Taxpayer Relief? Not Now...Maybe Later

What started as a simple idea -- giving folks tax relief now instead of over the next four years -- turned into a debate about the authority of Regional Council.

During our finance committee meeting on February 19, Councillors approved Staff recommendations to allocate $13.7 million (M) in surpluses from 2013 into various reserves, including: $0.75M to Contingency Reserve; $0.75M to Niagara Regional Housing to mitigate a Federal funding loss; $0.85M to top-up Social Assistance Reserve; $3.9M to fund future waste management capital projects; $1.0M to Improvement Initiative Reserve (for cost saving measures); and $3.3M to Taxpayer Relief Reserve.

The $3.3M to the Taxpayer Relief Reserve was to “…be used in the operating budget" to provide a buffer against tax increases over the next four years.
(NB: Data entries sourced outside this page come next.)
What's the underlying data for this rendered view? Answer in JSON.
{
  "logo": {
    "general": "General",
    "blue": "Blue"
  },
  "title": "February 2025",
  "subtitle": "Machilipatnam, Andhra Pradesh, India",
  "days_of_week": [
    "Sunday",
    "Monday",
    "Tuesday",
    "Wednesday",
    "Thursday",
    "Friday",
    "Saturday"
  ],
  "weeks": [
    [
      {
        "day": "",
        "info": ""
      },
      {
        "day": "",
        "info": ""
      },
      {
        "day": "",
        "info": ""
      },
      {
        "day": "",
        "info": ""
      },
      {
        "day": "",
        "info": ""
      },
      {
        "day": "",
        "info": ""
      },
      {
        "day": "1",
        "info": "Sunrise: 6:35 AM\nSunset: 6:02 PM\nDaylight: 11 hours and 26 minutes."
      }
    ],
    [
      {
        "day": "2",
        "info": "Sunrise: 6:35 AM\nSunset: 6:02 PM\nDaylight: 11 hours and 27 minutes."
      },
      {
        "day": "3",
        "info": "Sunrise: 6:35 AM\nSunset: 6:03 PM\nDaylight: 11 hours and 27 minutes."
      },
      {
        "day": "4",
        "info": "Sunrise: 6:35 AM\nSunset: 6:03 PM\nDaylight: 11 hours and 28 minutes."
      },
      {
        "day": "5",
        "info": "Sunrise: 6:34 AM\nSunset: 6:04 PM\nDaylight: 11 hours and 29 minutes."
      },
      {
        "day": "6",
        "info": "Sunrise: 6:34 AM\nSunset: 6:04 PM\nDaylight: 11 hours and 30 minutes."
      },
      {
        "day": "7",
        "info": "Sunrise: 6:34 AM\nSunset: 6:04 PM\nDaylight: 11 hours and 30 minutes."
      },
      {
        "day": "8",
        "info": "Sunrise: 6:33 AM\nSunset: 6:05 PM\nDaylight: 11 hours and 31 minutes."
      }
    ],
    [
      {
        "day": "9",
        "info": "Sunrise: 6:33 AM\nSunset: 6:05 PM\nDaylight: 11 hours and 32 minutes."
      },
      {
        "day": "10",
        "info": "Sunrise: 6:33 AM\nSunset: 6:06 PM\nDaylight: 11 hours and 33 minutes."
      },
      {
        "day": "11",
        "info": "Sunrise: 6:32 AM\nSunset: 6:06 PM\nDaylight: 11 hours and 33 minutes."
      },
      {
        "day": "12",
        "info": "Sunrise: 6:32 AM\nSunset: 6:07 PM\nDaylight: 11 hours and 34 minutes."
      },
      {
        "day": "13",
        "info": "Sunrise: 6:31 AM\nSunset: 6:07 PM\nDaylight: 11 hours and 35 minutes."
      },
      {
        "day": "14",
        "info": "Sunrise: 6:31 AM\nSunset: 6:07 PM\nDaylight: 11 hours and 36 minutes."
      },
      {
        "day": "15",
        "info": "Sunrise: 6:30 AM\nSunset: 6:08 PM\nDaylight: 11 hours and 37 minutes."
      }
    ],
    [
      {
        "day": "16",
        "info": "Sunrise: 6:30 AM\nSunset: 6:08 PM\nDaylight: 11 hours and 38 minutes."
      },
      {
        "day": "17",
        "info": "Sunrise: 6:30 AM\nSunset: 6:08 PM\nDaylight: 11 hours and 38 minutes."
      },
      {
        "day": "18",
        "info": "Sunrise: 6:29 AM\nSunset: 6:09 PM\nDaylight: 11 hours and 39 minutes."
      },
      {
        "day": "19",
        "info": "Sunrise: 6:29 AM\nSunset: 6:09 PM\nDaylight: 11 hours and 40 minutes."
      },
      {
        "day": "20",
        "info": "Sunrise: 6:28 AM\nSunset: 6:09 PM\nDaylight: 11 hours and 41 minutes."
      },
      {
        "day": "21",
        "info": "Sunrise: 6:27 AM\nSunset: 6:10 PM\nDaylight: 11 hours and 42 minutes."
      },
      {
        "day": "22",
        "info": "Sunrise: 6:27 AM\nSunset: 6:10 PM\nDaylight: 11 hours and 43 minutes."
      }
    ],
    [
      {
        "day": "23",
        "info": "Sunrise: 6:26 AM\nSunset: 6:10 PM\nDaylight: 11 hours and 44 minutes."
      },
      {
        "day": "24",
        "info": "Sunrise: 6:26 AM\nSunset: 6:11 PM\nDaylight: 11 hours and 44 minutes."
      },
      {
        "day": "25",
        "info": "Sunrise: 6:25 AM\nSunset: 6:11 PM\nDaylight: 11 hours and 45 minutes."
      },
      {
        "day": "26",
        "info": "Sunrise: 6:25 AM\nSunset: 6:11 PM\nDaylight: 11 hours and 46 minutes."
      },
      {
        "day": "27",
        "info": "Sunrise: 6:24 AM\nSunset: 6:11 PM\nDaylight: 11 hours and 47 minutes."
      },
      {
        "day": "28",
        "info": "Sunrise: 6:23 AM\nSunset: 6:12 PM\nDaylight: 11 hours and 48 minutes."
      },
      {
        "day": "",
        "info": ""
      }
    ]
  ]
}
The reserve would allow future Councils to increase overall spending greater than increases in property taxes.

While one Councillor (Petrowski) suggested that some of the surplus be "given back to taxpayers" in 2014, he didn't try to amend the recommendations during our Committee meeting.

Upon reflection, his comments resonated with me as the Region's Budget Chair.

Why hold on to $3.3M of people’s money now when we are to "give it back" in 2015-18 anyway?

Having just had a visit from the credit rating service, we knew that the Region’s reserves are in good shape.

We are also expecting significant operational savings as we implement a new financial management system, reorganize the Region, and identify additional efficiencies.

In addition, not taxing residents and businesses $3.3M in 2014 would “hold our feet to the fire”; it would remove the temptation of spending the funds on non-priority initiatives and force us to justify any future tax increases.

So, at the February 27 Regional Council meeting, Councillor Heit and I tried to amend the motion and to use the $3.3M to reduce the 2014 Regional tax increase.

What happened? We debated our amendment for two-hours; some Councillors favoured the proposal, a few suggested we keep half, and some wanted to hold on to it all.
Then, immediately after Council voted to "call" the vote on our amendment, Staff said that we couldn’t because it would be a “reconsideration” of our Surplus / Deficit Policy.

Undaunted, I argued that the Surplus / Deficit Policy is administrative because it “…applies to all regional departments” and not to Regional Council. Further, the policy outlines the clear role of Staff (to recommend) and of Council (to approve/disapprove).

In the end, the majority of Council voted that the amendment was a “reconsideration” of the policy, required a week’s notice and two-third’s of Council to even contemplate!

That's how the straightforward idea of giving people tax relief now got stuck in the machinations of your Regional government.